    10. Bring Your Firewood:  

    In many cases, you can bring your firewood. Some states have laws that do not allow you to bring your firewood. For example, in Minnesota, you must purchase firewood within 50 miles from the campground with an approved firewood ticket to avoid spreading a tree virus.

    11. Allow Your Fire to get Out of Control:  

    Don't build a fire too big for your pit. It isn't a contest of who can make the most significant fire. Keep it large enough to enjoy but small enough to be safe.

    12. Feed the Local Wildlife:  

    Don't give food to wildlife. This seems fun until someone gets mauled by a bear. The animals get used to humans as a non-threat and have caused many negative interactions with humans and animals.

    13. Blast Your Music: 

    Listen to the sound of the trees, the waves, the birds. Enjoy nature rather than the music that you listen to usually. If you are adamant about playing your jams, bring headphones. The chances are that your neighbor doesn't share your music passion.

    14. Don't Bring a First Aid Kit:  

    Let's face it; unexpected events often happen while camping. We naturally take risks and are exposed to situations that are often out of our control. Make sure you are ready and prepared for an injury.

    15. Be a Site Hog:  

    People don't enjoy having someone infringe on their campsite. Make sure you know your "property line" and don't cross it.

    16. Get Cocky with your Outdoor Skills:  

    Nature is a powerful beast that we often underestimate. Just because you've watched more than ten episodes of Bear Grylls doesn't qualify you as an outdoors expert.
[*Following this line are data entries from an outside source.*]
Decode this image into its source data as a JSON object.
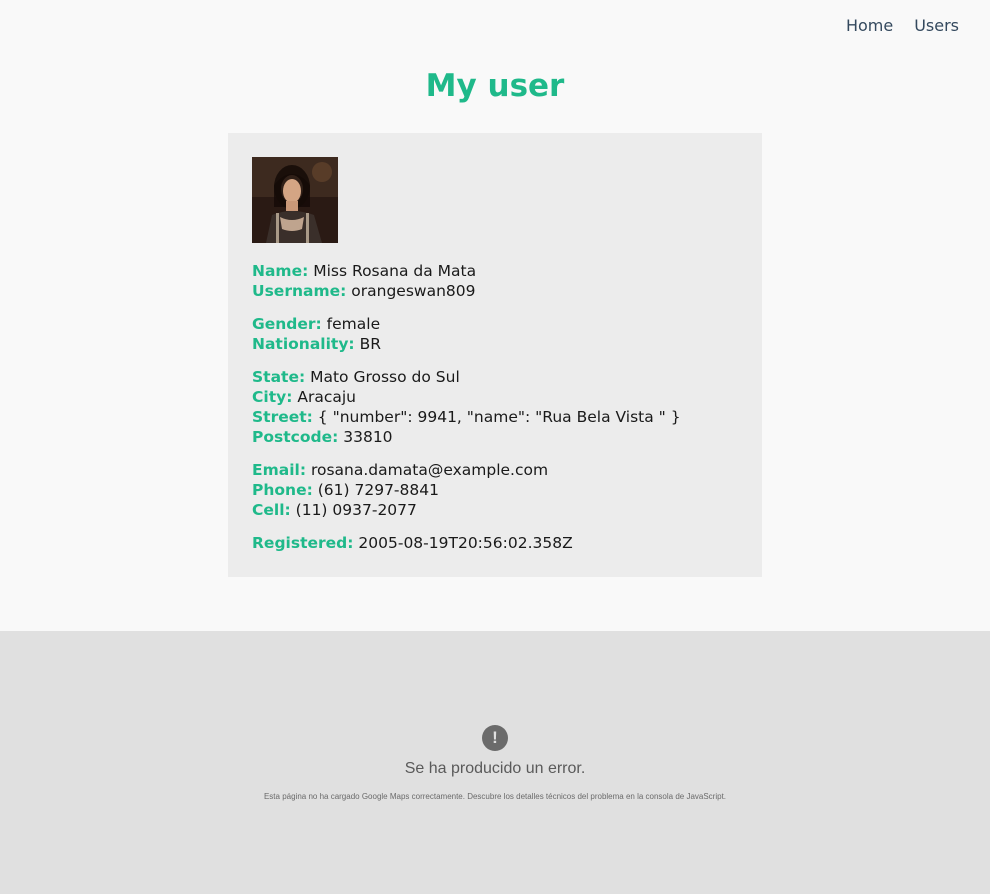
{
  "nav": {
    "home": "Home",
    "users": "Users"
  },
  "page": {
    "title": "My user"
  },
  "user": {
    "name_label": "Name:",
    "name": "Miss Rosana da Mata",
    "username_label": "Username:",
    "username": "orangeswan809",
    "gender_label": "Gender:",
    "gender": "female",
    "nationality_label": "Nationality:",
    "nationality": "BR",
    "state_label": "State:",
    "state": "Mato Grosso do Sul",
    "city_label": "City:",
    "city": "Aracaju",
    "street_label": "Street:",
    "street": "{ \"number\": 9941, \"name\": \"Rua Bela Vista \" }",
    "postcode_label": "Postcode:",
    "postcode": "33810",
    "email_label": "Email:",
    "email": "rosana.damata@example.com",
    "phone_label": "Phone:",
    "phone": "(61) 7297-8841",
    "cell_label": "Cell:",
    "cell": "(11) 0937-2077",
    "registered_label": "Registered:",
    "registered": "2005-08-19T20:56:02.358Z"
  },
  "map_error": {
    "icon": "exclamation-icon",
    "icon_glyph": "!",
    "title": "Se ha producido un error.",
    "detail": "Esta página no ha cargado Google Maps correctamente. Descubre los detalles técnicos del problema en la consola de JavaScript."
  },
  "colors": {
    "accent": "#1fb98a",
    "nav_text": "#34495e",
    "card_bg": "#ececec",
    "page_bg": "#f9f9f9",
    "map_bg": "#e0e0e0"
  }
}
Respect nature and plan accordingly.

    17. Leave Things at the Campsite for the Next Visitors:  

    Campers and hikers have a code called "Leave No Trace." It's a great rule of thumb; you may want to take it one step further and leave things better than when you got there.
    Ride Digital

© Copyright B & R Camper Sales 2023. All rights reserved.

Site secured by Comodo
Ride Digital